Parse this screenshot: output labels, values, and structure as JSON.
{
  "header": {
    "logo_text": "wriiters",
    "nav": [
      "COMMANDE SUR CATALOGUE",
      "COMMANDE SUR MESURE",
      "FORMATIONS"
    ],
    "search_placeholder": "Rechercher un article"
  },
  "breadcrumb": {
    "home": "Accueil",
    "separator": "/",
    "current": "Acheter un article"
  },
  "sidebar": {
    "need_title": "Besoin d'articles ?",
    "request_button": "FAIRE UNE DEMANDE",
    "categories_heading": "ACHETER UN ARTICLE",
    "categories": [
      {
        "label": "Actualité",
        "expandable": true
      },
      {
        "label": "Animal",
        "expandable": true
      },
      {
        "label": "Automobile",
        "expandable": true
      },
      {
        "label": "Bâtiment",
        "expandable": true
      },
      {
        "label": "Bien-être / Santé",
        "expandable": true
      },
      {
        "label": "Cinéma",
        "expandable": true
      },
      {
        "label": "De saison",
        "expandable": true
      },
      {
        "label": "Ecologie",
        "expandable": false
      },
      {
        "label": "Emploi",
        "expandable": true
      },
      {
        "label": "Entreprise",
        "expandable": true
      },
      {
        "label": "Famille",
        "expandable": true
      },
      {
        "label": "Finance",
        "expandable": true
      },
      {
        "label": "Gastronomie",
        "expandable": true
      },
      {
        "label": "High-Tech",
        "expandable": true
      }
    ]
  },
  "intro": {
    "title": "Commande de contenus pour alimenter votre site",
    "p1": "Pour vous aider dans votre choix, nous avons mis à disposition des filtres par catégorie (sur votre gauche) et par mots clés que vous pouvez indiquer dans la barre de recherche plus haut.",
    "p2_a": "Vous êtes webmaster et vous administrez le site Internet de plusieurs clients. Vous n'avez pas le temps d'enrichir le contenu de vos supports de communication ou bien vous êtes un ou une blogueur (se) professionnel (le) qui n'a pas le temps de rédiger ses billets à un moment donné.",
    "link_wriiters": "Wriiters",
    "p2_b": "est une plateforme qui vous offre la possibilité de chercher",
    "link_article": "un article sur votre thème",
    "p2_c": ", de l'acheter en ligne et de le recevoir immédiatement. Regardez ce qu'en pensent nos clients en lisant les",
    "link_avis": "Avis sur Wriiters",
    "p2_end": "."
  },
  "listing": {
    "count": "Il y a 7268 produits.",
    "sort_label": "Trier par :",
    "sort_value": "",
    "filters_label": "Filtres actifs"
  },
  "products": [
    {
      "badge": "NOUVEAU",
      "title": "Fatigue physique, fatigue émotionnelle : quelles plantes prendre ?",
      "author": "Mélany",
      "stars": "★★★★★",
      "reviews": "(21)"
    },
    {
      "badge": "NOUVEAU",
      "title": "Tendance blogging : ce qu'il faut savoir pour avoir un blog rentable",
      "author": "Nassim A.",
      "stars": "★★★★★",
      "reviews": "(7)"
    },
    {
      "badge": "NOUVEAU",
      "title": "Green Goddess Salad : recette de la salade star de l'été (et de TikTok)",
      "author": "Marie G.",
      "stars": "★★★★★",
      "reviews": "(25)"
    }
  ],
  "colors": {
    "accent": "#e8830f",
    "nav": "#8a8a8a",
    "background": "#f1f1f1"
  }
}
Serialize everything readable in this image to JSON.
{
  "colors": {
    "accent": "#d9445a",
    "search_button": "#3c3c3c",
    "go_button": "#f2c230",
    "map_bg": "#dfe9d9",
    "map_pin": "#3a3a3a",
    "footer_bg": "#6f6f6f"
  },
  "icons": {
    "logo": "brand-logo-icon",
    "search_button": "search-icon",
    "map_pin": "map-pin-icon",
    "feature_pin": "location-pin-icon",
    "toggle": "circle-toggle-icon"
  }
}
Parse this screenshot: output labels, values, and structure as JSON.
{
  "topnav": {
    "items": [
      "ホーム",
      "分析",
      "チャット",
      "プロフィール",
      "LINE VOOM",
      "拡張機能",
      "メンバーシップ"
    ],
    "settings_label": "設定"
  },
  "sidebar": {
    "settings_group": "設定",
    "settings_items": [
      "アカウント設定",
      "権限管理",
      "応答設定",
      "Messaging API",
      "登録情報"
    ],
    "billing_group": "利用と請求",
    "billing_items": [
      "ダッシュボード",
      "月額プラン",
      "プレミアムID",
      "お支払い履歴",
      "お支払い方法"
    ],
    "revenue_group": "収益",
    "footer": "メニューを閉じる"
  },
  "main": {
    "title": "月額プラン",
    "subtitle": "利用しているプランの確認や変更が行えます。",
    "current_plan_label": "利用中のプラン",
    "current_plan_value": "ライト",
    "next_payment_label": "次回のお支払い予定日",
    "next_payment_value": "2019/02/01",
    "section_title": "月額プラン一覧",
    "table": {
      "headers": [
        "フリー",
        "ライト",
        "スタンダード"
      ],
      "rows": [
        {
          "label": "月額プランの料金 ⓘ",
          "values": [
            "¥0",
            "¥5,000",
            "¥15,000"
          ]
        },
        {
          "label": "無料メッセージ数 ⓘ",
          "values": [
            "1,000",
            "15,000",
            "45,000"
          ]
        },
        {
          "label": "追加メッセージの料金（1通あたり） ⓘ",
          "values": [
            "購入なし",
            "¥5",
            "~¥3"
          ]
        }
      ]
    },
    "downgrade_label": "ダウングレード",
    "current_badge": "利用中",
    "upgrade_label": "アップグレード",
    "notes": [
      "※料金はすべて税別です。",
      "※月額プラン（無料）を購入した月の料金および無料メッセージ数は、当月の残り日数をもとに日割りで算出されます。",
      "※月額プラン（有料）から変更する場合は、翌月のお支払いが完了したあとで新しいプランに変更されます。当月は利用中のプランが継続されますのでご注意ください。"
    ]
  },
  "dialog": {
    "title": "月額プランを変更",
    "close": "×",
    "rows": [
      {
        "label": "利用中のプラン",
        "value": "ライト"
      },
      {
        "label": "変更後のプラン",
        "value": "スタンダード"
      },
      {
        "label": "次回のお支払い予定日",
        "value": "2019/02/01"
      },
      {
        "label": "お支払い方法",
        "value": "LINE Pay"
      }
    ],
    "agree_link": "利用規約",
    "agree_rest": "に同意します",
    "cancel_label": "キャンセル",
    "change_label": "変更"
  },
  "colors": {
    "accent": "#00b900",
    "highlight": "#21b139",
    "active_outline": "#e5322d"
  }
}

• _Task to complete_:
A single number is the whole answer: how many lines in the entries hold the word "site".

• _The completed task_:
2